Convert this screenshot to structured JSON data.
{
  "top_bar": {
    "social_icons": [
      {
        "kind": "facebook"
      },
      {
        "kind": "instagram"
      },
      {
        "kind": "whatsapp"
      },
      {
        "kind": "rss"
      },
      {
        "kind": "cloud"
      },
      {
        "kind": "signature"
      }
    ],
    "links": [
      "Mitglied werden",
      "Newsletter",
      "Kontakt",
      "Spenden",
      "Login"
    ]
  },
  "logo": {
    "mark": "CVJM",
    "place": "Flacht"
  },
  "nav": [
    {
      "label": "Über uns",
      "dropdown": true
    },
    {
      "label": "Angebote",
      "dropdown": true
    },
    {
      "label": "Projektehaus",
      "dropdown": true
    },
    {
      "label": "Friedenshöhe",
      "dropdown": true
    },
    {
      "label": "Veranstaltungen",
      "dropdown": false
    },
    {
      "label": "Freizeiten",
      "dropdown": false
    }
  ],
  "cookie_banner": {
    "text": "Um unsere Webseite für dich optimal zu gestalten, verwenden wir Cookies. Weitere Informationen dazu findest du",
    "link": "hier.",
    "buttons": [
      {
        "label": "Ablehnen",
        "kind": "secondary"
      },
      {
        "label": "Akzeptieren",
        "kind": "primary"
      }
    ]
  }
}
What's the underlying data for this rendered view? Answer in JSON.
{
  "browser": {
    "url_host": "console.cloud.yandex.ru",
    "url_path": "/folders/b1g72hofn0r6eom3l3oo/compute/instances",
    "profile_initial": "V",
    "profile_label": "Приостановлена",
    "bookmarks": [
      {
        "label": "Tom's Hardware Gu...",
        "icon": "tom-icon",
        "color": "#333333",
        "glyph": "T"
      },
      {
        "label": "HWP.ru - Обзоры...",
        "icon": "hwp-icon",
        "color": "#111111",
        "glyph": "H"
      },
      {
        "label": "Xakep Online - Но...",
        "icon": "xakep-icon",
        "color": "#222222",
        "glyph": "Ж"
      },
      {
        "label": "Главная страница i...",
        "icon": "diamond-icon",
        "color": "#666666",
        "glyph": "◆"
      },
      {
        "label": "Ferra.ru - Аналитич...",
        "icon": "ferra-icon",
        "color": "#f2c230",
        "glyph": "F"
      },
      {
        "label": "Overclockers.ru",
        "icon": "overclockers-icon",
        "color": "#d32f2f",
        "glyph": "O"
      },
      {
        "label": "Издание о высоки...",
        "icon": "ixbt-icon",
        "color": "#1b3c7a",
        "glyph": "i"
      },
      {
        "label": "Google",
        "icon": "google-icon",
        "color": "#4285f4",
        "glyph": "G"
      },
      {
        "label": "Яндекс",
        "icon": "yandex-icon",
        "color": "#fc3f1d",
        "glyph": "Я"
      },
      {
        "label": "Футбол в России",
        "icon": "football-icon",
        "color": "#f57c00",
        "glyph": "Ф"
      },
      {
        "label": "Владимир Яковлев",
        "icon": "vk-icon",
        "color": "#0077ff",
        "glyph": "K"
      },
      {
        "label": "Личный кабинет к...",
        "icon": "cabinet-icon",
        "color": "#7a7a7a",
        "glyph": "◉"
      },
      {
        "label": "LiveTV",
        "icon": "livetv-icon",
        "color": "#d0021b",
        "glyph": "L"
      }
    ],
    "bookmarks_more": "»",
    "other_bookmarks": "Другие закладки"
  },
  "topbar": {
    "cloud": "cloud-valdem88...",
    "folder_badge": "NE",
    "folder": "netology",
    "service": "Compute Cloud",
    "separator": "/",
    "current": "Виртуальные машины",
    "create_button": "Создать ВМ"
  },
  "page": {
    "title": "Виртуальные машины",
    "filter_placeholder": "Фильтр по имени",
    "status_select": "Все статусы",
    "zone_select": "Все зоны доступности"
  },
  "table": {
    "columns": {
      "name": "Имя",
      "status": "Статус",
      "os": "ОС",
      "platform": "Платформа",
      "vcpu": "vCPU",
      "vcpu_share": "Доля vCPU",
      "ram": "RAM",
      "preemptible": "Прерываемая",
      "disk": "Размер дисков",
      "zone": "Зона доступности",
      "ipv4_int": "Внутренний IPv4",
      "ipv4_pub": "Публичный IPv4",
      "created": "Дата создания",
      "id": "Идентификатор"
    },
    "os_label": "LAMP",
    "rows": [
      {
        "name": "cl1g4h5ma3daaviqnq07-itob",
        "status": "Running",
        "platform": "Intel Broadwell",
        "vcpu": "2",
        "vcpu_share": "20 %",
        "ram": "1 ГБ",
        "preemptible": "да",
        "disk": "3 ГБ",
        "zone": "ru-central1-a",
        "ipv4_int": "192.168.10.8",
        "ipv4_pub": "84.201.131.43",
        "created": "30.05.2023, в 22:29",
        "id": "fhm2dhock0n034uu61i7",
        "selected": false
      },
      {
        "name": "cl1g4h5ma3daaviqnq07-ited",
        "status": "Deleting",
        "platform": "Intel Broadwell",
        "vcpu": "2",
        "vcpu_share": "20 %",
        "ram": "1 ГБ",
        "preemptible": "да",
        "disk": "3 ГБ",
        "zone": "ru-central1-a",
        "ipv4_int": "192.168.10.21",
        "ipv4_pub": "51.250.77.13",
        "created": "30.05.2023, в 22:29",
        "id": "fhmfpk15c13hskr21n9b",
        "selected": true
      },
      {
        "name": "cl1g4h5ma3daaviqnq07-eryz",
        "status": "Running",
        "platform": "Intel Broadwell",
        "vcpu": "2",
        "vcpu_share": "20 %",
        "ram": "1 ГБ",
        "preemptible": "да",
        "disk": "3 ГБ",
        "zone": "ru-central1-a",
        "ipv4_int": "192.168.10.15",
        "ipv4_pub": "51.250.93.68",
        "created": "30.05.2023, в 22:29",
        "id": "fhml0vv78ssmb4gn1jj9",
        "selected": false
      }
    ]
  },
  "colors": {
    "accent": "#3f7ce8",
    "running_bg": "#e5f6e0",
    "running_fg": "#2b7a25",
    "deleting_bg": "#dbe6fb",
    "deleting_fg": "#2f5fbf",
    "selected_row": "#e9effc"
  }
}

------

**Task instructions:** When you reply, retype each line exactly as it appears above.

**Solved exercise:**
Convert this screenshot to structured JSON data.
{
  "top_bar": {
    "social_icons": [
      {
        "kind": "facebook"
      },
      {
        "kind": "instagram"
      },
      {
        "kind": "whatsapp"
      },
      {
        "kind": "rss"
      },
      {
        "kind": "cloud"
      },
      {
        "kind": "signature"
      }
    ],
    "links": [
      "Mitglied werden",
      "Newsletter",
      "Kontakt",
      "Spenden",
      "Login"
    ]
  },
  "logo": {
    "mark": "CVJM",
    "place": "Flacht"
  },
  "nav": [
    {
      "label": "Über uns",
      "dropdown": true
    },
    {
      "label": "Angebote",
      "dropdown": true
    },
    {
      "label": "Projektehaus",
      "dropdown": true
    },
    {
      "label": "Friedenshöhe",
      "dropdown": true
    },
    {
      "label": "Veranstaltungen",
      "dropdown": false
    },
    {
      "label": "Freizeiten",
      "dropdown": false
    }
  ],
  "cookie_banner": {
    "text": "Um unsere Webseite für dich optimal zu gestalten, verwenden wir Cookies. Weitere Informationen dazu findest du",
    "link": "hier.",
    "buttons": [
      {
        "label": "Ablehnen",
        "kind": "secondary"
      },
      {
        "label": "Akzeptieren",
        "kind": "primary"
      }
    ]
  }
}
What's the underlying data for this rendered view? Answer in JSON.
{
  "browser": {
    "url_host": "console.cloud.yandex.ru",
    "url_path": "/folders/b1g72hofn0r6eom3l3oo/compute/instances",
    "profile_initial": "V",
    "profile_label": "Приостановлена",
    "bookmarks": [
      {
        "label": "Tom's Hardware Gu...",
        "icon": "tom-icon",
        "color": "#333333",
        "glyph": "T"
      },
      {
        "label": "HWP.ru - Обзоры...",
        "icon": "hwp-icon",
        "color": "#111111",
        "glyph": "H"
      },
      {
        "label": "Xakep Online - Но...",
        "icon": "xakep-icon",
        "color": "#222222",
        "glyph": "Ж"
      },
      {
        "label": "Главная страница i...",
        "icon": "diamond-icon",
        "color": "#666666",
        "glyph": "◆"
      },
      {
        "label": "Ferra.ru - Аналитич...",
        "icon": "ferra-icon",
        "color": "#f2c230",
        "glyph": "F"
      },
      {
        "label": "Overclockers.ru",
        "icon": "overclockers-icon",
        "color": "#d32f2f",
        "glyph": "O"
      },
      {
        "label": "Издание о высоки...",
        "icon": "ixbt-icon",
        "color": "#1b3c7a",
        "glyph": "i"
      },
      {
        "label": "Google",
        "icon": "google-icon",
        "color": "#4285f4",
        "glyph": "G"
      },
      {
        "label": "Яндекс",
        "icon": "yandex-icon",
        "color": "#fc3f1d",
        "glyph": "Я"
      },
      {
        "label": "Футбол в России",
        "icon": "football-icon",
        "color": "#f57c00",
        "glyph": "Ф"
      },
      {
        "label": "Владимир Яковлев",
        "icon": "vk-icon",
        "color": "#0077ff",
        "glyph": "K"
      },
      {
        "label": "Личный кабинет к...",
        "icon": "cabinet-icon",
        "color": "#7a7a7a",
        "glyph": "◉"
      },
      {
        "label": "LiveTV",
        "icon": "livetv-icon",
        "color": "#d0021b",
        "glyph": "L"
      }
    ],
    "bookmarks_more": "»",
    "other_bookmarks": "Другие закладки"
  },
  "topbar": {
    "cloud": "cloud-valdem88...",
    "folder_badge": "NE",
    "folder": "netology",
    "service": "Compute Cloud",
    "separator": "/",
    "current": "Виртуальные машины",
    "create_button": "Создать ВМ"
  },
  "page": {
    "title": "Виртуальные машины",
    "filter_placeholder": "Фильтр по имени",
    "status_select": "Все статусы",
    "zone_select": "Все зоны доступности"
  },
  "table": {
    "columns": {
      "name": "Имя",
      "status": "Статус",
      "os": "ОС",
      "platform": "Платформа",
      "vcpu": "vCPU",
      "vcpu_share": "Доля vCPU",
      "ram": "RAM",
      "preemptible": "Прерываемая",
      "disk": "Размер дисков",
      "zone": "Зона доступности",
      "ipv4_int": "Внутренний IPv4",
      "ipv4_pub": "Публичный IPv4",
      "created": "Дата создания",
      "id": "Идентификатор"
    },
    "os_label": "LAMP",
    "rows": [
      {
        "name": "cl1g4h5ma3daaviqnq07-itob",
        "status": "Running",
        "platform": "Intel Broadwell",
        "vcpu": "2",
        "vcpu_share": "20 %",
        "ram": "1 ГБ",
        "preemptible": "да",
        "disk": "3 ГБ",
        "zone": "ru-central1-a",
        "ipv4_int": "192.168.10.8",
        "ipv4_pub": "84.201.131.43",
        "created": "30.05.2023, в 22:29",
        "id": "fhm2dhock0n034uu61i7",
        "selected": false
      },
      {
        "name": "cl1g4h5ma3daaviqnq07-ited",
        "status": "Deleting",
        "platform": "Intel Broadwell",
        "vcpu": "2",
        "vcpu_share": "20 %",
        "ram": "1 ГБ",
        "preemptible": "да",
        "disk": "3 ГБ",
        "zone": "ru-central1-a",
        "ipv4_int": "192.168.10.21",
        "ipv4_pub": "51.250.77.13",
        "created": "30.05.2023, в 22:29",
        "id": "fhmfpk15c13hskr21n9b",
        "selected": true
      },
      {
        "name": "cl1g4h5ma3daaviqnq07-eryz",
        "status": "Running",
        "platform": "Intel Broadwell",
        "vcpu": "2",
        "vcpu_share": "20 %",
        "ram": "1 ГБ",
        "preemptible": "да",
        "disk": "3 ГБ",
        "zone": "ru-central1-a",
        "ipv4_int": "192.168.10.15",
        "ipv4_pub": "51.250.93.68",
        "created": "30.05.2023, в 22:29",
        "id": "fhml0vv78ssmb4gn1jj9",
        "selected": false
      }
    ]
  },
  "colors": {
    "accent": "#3f7ce8",
    "running_bg": "#e5f6e0",
    "running_fg": "#2b7a25",
    "deleting_bg": "#dbe6fb",
    "deleting_fg": "#2f5fbf",
    "selected_row": "#e9effc"
  }
}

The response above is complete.